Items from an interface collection
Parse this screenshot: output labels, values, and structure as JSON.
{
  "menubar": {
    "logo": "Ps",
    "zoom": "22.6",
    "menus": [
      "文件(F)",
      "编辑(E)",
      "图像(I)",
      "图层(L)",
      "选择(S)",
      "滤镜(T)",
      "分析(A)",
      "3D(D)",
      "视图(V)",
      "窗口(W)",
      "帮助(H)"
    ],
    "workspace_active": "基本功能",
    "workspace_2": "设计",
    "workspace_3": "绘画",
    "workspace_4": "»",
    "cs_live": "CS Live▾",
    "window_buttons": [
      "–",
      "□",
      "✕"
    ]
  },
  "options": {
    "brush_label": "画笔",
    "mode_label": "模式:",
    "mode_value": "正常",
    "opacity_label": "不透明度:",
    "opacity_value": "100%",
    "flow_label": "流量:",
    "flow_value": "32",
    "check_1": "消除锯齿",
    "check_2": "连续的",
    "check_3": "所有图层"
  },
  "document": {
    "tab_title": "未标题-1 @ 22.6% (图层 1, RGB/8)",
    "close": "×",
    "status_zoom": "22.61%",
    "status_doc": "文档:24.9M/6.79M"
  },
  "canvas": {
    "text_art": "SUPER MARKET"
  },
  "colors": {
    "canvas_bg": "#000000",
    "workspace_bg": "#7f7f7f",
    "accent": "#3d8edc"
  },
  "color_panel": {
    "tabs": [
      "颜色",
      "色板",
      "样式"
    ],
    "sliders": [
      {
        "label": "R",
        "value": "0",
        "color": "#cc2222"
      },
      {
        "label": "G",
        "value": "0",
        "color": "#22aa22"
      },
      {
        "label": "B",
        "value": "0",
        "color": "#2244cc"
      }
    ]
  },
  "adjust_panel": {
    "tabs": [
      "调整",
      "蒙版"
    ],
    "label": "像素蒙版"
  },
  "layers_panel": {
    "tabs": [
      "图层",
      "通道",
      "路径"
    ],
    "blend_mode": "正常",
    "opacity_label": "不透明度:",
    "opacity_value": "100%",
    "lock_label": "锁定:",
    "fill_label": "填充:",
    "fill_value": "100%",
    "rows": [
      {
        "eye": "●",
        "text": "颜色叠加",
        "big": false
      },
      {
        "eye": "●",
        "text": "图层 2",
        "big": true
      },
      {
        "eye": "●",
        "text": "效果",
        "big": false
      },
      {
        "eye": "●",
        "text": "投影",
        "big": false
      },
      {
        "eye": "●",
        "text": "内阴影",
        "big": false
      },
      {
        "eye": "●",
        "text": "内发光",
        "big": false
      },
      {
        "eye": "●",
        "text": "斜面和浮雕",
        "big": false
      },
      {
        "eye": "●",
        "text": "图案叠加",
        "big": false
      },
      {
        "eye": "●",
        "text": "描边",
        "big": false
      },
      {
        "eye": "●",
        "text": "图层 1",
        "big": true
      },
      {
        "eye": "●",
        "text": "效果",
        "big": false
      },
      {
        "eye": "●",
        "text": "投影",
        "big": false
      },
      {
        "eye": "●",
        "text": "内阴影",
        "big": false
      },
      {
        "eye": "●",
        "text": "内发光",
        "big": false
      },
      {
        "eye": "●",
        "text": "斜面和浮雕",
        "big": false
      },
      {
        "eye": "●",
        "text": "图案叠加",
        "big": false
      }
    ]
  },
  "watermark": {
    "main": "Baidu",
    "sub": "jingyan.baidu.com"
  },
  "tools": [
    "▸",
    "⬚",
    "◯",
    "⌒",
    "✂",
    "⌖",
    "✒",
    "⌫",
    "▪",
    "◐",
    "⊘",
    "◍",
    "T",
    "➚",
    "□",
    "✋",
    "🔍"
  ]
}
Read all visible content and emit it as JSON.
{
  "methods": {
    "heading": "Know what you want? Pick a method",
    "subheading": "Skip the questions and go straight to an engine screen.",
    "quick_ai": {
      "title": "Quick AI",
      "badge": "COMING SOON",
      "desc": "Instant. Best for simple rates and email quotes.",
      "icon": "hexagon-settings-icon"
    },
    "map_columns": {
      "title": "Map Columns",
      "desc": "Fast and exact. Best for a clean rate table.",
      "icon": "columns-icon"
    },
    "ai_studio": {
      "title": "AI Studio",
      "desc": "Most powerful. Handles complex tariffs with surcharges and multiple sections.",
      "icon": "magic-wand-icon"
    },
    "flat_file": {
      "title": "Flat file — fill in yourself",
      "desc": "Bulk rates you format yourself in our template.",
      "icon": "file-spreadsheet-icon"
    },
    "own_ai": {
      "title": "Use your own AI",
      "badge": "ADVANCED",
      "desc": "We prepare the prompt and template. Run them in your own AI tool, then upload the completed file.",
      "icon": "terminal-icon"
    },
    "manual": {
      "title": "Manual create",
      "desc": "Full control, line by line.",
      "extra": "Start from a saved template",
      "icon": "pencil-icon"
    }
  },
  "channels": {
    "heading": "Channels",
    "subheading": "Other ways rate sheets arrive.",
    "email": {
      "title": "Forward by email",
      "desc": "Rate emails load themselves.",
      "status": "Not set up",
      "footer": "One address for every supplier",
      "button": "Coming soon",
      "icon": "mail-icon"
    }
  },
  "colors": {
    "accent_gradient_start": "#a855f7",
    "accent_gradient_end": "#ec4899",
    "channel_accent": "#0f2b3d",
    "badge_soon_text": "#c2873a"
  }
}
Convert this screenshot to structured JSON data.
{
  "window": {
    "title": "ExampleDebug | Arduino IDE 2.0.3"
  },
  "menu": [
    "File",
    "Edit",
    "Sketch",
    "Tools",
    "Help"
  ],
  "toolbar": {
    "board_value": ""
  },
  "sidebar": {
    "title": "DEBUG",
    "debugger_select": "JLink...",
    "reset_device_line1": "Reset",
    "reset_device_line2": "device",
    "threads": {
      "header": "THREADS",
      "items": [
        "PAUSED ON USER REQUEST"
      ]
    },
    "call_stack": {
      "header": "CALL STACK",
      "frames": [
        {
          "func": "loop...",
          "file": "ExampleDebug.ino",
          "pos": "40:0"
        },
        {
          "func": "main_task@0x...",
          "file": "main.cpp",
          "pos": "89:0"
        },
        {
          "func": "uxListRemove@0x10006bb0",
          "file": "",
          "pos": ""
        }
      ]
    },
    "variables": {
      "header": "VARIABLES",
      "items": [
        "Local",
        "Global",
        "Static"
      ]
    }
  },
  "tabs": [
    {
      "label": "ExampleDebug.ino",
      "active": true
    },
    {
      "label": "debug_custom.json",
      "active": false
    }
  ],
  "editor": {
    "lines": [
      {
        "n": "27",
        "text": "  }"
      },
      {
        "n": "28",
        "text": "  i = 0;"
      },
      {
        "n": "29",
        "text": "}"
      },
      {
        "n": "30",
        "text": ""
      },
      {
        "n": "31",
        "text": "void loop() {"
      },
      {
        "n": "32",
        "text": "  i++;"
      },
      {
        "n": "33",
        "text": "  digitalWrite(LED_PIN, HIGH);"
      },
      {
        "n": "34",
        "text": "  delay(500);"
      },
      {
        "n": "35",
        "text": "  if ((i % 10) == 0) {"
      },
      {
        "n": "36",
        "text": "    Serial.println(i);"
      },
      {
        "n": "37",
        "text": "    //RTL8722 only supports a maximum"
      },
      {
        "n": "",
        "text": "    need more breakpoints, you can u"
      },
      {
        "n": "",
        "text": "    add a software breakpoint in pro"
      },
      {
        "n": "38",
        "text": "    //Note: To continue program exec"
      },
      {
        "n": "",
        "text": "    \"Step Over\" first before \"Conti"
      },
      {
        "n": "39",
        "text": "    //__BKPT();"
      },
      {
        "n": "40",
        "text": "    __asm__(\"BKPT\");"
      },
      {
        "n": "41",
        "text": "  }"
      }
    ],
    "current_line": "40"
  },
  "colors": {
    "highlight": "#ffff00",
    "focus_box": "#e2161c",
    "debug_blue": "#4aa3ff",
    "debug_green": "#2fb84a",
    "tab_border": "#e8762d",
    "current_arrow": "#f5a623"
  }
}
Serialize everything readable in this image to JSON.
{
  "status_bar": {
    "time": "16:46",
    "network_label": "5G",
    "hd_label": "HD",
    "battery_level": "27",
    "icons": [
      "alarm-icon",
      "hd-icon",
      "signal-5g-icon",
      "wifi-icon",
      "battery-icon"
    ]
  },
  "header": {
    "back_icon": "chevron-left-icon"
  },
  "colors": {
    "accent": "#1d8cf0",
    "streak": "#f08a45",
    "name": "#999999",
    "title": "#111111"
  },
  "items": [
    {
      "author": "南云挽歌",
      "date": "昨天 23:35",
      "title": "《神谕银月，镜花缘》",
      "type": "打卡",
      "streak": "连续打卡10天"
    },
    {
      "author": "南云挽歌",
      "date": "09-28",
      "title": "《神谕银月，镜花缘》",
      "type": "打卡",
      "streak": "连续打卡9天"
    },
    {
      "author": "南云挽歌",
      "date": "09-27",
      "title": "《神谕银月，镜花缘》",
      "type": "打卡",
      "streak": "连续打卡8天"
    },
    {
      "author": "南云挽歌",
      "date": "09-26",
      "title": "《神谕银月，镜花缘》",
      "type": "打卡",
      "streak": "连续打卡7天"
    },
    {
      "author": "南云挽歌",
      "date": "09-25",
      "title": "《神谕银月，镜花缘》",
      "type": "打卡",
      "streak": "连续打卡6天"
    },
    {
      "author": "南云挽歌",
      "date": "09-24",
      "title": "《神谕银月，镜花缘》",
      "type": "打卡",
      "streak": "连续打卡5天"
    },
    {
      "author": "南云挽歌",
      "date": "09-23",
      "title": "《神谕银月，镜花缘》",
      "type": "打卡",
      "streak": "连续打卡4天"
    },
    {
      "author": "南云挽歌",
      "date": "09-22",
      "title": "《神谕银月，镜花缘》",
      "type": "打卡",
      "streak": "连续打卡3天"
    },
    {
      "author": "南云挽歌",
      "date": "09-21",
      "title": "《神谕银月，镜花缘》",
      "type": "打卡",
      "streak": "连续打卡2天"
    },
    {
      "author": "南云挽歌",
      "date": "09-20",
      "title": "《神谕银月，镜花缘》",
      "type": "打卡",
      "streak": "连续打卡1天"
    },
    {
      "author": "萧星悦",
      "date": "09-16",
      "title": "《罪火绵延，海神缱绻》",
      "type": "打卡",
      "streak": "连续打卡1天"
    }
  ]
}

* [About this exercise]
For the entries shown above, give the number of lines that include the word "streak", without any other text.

* [Task solution]
12